> _Aim of the exercise_:
Look through the records and copy every line in which "email" appears.

> _App and web page records_:
• • • • • • •

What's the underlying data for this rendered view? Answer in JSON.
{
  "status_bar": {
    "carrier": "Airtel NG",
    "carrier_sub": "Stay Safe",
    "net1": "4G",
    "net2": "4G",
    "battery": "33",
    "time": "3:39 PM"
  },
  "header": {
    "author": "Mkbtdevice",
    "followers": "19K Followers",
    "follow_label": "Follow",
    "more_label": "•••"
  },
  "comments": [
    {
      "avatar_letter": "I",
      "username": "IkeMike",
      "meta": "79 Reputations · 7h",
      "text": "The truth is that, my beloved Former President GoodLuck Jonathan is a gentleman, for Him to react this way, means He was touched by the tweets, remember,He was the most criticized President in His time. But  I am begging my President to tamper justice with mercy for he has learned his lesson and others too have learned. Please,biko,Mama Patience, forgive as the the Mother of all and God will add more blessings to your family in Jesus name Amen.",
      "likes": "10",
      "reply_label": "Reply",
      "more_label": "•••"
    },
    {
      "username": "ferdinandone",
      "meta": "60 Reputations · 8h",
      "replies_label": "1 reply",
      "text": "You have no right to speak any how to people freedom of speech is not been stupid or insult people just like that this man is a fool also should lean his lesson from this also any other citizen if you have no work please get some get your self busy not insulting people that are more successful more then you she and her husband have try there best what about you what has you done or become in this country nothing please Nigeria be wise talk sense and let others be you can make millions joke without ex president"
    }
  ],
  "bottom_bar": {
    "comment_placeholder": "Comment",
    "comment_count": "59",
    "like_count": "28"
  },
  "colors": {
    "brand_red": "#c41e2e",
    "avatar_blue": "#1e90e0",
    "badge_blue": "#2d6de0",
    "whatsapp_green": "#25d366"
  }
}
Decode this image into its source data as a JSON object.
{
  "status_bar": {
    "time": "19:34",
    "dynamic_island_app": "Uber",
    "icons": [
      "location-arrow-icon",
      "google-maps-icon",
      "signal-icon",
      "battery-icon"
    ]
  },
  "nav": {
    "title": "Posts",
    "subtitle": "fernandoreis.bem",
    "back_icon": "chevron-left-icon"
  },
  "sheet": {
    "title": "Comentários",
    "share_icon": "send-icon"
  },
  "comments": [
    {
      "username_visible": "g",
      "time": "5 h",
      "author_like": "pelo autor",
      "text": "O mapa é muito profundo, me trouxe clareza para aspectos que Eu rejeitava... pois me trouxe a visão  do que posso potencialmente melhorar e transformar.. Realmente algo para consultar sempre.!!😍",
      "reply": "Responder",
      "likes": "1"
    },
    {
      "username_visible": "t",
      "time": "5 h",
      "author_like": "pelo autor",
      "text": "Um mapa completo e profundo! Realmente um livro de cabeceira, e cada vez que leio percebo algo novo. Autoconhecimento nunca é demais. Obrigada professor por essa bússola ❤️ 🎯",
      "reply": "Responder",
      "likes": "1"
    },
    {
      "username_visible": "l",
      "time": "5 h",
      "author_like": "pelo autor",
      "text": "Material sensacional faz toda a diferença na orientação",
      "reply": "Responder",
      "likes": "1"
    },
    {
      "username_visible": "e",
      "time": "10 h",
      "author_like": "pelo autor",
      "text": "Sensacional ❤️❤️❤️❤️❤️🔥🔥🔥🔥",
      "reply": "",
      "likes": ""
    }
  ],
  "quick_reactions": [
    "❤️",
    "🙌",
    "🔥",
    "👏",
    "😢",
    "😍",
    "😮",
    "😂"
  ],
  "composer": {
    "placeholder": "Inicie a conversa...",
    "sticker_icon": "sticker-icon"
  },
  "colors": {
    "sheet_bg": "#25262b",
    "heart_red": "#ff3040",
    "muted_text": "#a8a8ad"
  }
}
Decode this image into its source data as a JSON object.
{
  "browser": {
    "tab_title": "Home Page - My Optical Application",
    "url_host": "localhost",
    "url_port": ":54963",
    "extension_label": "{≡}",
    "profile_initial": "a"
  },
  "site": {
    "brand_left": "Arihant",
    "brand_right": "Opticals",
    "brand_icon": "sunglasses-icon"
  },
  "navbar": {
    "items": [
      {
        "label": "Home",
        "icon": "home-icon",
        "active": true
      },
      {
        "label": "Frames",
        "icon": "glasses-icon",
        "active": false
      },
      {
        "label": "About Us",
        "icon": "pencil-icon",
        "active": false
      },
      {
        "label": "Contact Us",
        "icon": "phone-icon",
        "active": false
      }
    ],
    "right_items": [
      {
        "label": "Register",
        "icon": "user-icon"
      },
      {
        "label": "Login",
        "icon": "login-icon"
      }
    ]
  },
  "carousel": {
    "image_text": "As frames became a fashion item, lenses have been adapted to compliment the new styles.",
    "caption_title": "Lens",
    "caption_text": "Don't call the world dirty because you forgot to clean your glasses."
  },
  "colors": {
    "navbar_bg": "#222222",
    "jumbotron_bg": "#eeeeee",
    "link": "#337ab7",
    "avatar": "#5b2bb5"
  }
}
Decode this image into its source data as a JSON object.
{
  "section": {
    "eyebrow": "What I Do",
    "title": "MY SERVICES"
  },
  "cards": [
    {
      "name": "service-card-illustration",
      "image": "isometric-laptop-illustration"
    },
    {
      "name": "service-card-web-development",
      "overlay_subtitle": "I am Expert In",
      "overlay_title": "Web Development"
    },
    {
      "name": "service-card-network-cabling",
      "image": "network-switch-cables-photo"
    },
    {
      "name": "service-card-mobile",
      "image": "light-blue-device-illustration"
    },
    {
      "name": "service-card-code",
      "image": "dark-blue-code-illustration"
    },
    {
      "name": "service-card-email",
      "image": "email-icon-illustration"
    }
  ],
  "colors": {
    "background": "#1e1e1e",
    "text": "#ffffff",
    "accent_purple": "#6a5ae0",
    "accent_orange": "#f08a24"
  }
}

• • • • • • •

> _Solution to the problem_:
      "name": "service-card-email",
      "image": "email-icon-illustration"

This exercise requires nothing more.